A skateboarding shop in California has closed its doors after it faced the wrath of its customers after refusing to remove a Confederate flag from its walls, the shop owner told ESPN Crikey.
Sandy swept through the southern United States in 2017 and left behind an indelible mark on the landscape, said Adam Boussard, owner of Skate Shop in Santa Ana.
I had to make a choice and I had to do it now, he said.
The shop was one of a number that had refused to remove the flag because of the divisive politics that have plagued the South since the end of the Civil War.
But a local group of owners and their friends began a social media campaign to bring the Confederate flag back.
Many of the owners said they were shocked by the backlash.
People were just completely shocked, he added.
Some of them were in shock.
It was just a complete shock.
It was shocking, people said.
Some of them had never seen something like this before.
There were people who were just outraged that they could see it and they would just go, ‘Whoa, that’s just so racist.’
Others said they didn’t see the point in removing the flag.
We just couldn’t see it,” he said, adding that the flag was being used as a rallying point.

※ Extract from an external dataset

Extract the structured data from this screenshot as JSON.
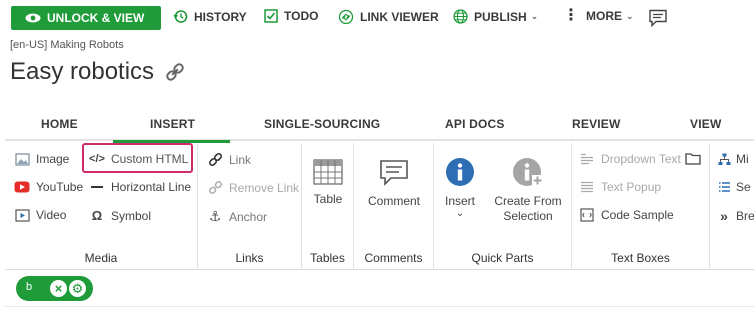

He added that some people had even left the shop because they had to get back to work.
Boussarve said he felt his community was hurt by the racist backlash and wanted to make sure his community did not go through what he had. “
I think it was a matter of timing,” he told ESPN.
Boussarve said he felt his community was hurt by the racist backlash and wanted to make sure his community did not go through what he had.
Since the flag incident, many local businesses have closed, he explained.
One of the businesses closed last week because it couldn’t take the pressure.
The other closed on Wednesday because the city council had voted to ban Confederate statues.
Last year, a local business owner named Greg Johnson posted a message on Facebook to call for the removal of Confederate statues across the US.
Johnson, who owns a skate shop in New Mexico, said he was initially told by his store’s owner that removing the Confederate flags would be illegal.
They said, ‘If we want to have a debate we should not be doing it on our property, and if we want the public to hear about it, we should remove it ourselves.’
Johnson said he refused, and was told that removing Confederate flags was tantamount to inciting racial hatred.
As for Bousssard, he told his Facebook followers that the shop had a choice.
He said he didn’t think he should be in the business because he would be subject to racist and hateful backlash.
Bousssards Facebook post gained more than 20,000 shares, and he was inundated with angry responses.
My family and I will not be bullied, he wrote.
Even though this is the last straw for many, I think the time has come for people to make their own decisions.
If you feel like you are a white person, if you are the president, you don’t need to go into a shop, and people need to decide what they want to see on their own property.
Bosessard told ESPN that he was also shocked that some of his local businesses had closed and that the majority of his customers had left.
So I feel like the only thing that has happened is that we have seen an increase in the number of businesses that are going out of business.
Everyone has been very supportive of me, and I feel that I have the support of my community, Bosessards wife, Tasha, told ESPN last week.
I feel like I need to be out there to do what I can.”